There are basically two different types of equipment available for administering colonics, open systems & closed systems. There are many different manufacturers of colonic equipment, but all systems are either open or closed. Before deciding to have a colonic it is helpful to understand the basic differences between the two equipment types. It is also helpful when choosing a colon therapist to know which type of equipment they are using.

The CLOSED system:

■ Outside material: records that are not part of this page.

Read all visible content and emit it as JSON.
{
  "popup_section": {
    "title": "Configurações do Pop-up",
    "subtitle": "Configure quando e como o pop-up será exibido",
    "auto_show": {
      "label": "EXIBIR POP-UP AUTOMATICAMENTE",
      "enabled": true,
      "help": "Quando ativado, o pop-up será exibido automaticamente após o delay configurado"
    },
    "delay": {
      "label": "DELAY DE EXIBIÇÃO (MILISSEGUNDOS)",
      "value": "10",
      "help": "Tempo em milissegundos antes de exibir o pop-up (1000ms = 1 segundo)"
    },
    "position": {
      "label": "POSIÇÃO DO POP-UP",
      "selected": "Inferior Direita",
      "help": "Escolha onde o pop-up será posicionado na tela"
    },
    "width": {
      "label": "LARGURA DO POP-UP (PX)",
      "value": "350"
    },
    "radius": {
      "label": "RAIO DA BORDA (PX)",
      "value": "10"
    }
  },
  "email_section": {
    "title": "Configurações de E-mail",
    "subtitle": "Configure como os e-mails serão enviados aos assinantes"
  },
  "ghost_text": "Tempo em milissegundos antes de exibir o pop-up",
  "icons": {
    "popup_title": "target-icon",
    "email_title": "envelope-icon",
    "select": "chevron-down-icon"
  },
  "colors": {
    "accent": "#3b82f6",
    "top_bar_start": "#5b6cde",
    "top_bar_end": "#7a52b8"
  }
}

With a closed system the client lies on a table similar to a massage table & the equipment is usually plumbed into a cabinet attached to a nearby wall. The therapist then inserts a speculum into the client's rectum & attaches one end of a disposable hose to the speculum & the other and is attached to the equipment. A pressurized stream of water is then delivered through the attached hose & into the colon. When the colon is filled & pressure reaches maximum levels the therapist manually drains the colon back through the same hose. Water pressure & temperature within the colon must be monitored constantly to avoid leakage or perforation, requiring the constant attention of the therapist. This type of system is generally the better choice for clients who have spinal injuries or other conditions causing a loss of control of the anal sphincter muscle.

The OPEN system:

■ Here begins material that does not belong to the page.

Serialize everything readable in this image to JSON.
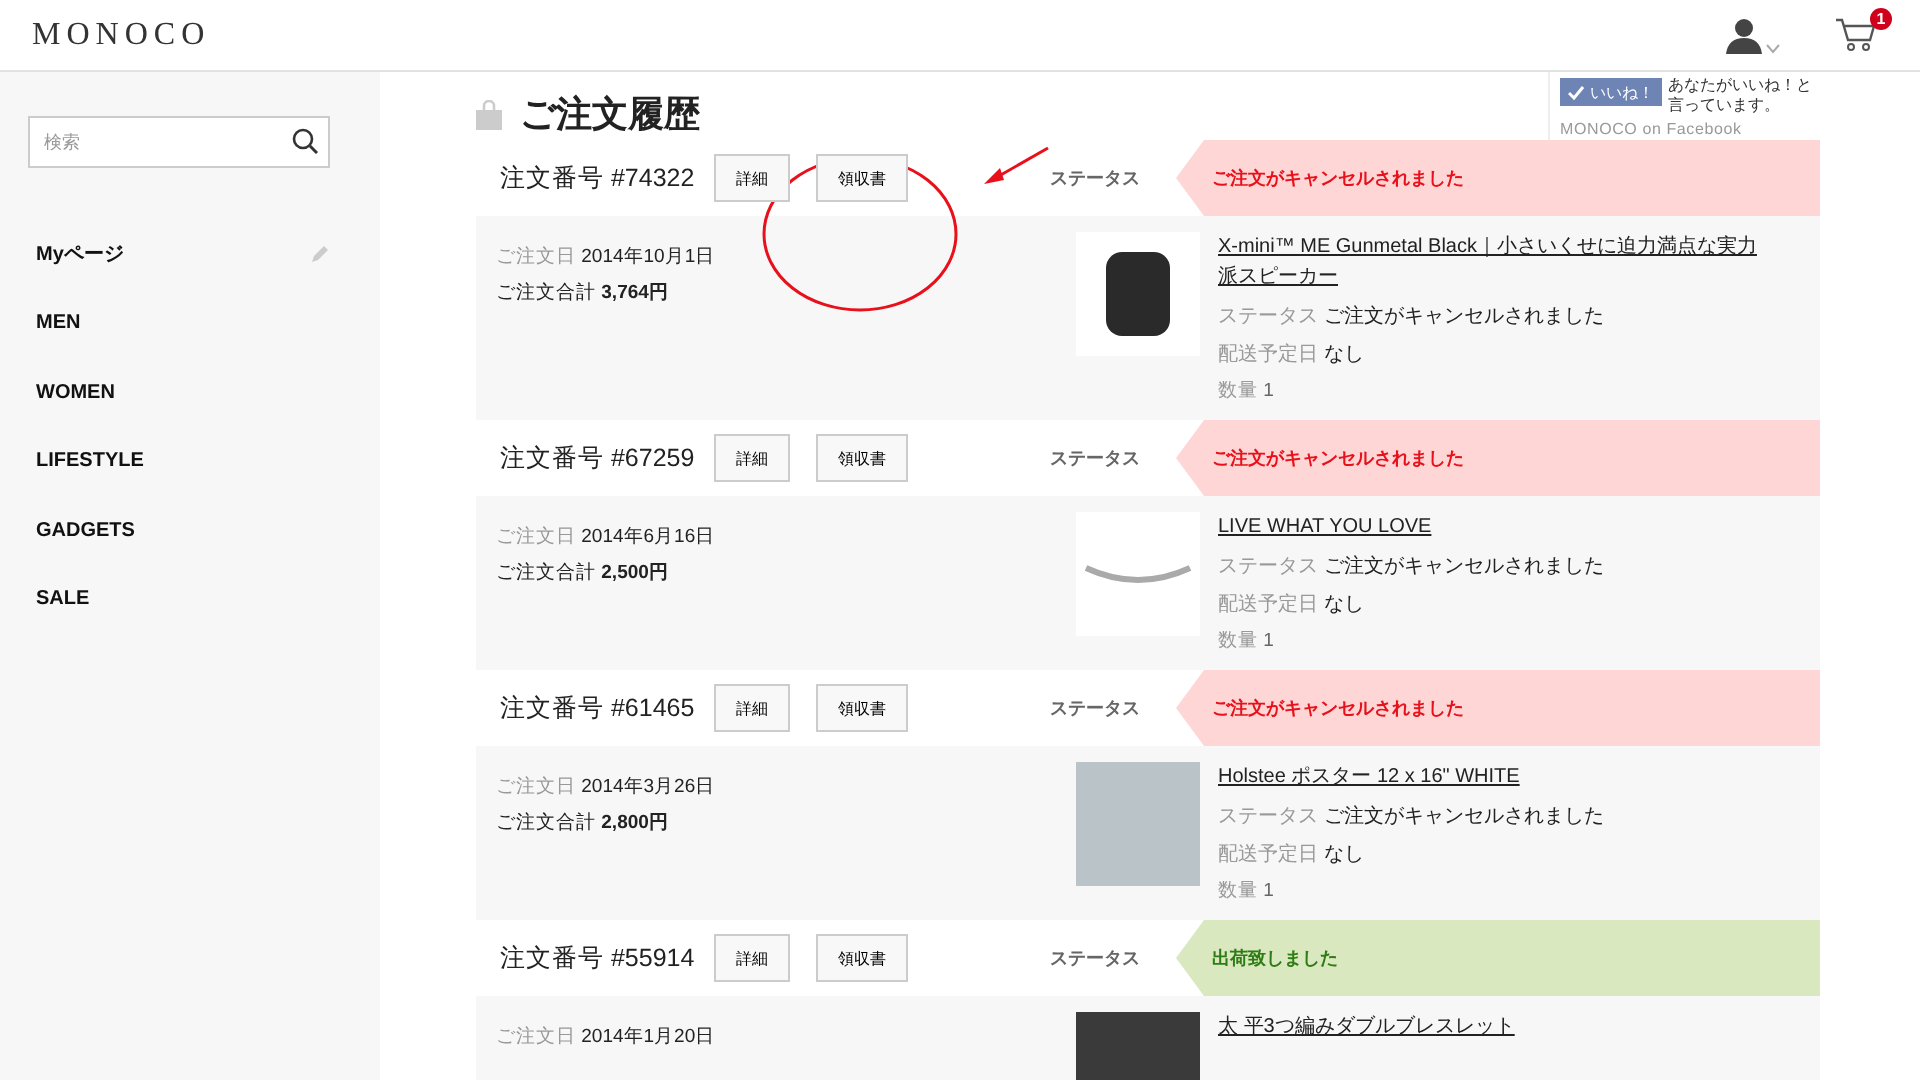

With an open system the client lies on a molded fiberglass table that looks like a recliner. The form-fitted table has a basin cut into it & a small, disposable rectal tube, about the size of a pencil is attached at one end. After demonstrating to the client how to gently insert the tube, the therapist leaves the room, providing total privacy for the client. The therapist returns when the client is ready & begins a gentle, continious flow of gravity-fed water through the rectal tube & into the client. When the client feels full, they simply push out & the rectal tube automatically moves to one side within the rectum allowing the softened matter to flow out. It then flows down a drain in the bottom of the basin & past a three inch clear viewing tube. An odor exhaust system ensures the room remains odor free at all times. The therapist remains in the room & provides instruction during the first session, but private time can be provided during future sessions. This type of system is very gentle and is usually the better choice for clients who have had bowel surgery or any type of bowel disease. The open system is generally regarded as more comfortable and private than the closed system. 

This information is from the open system Libbe website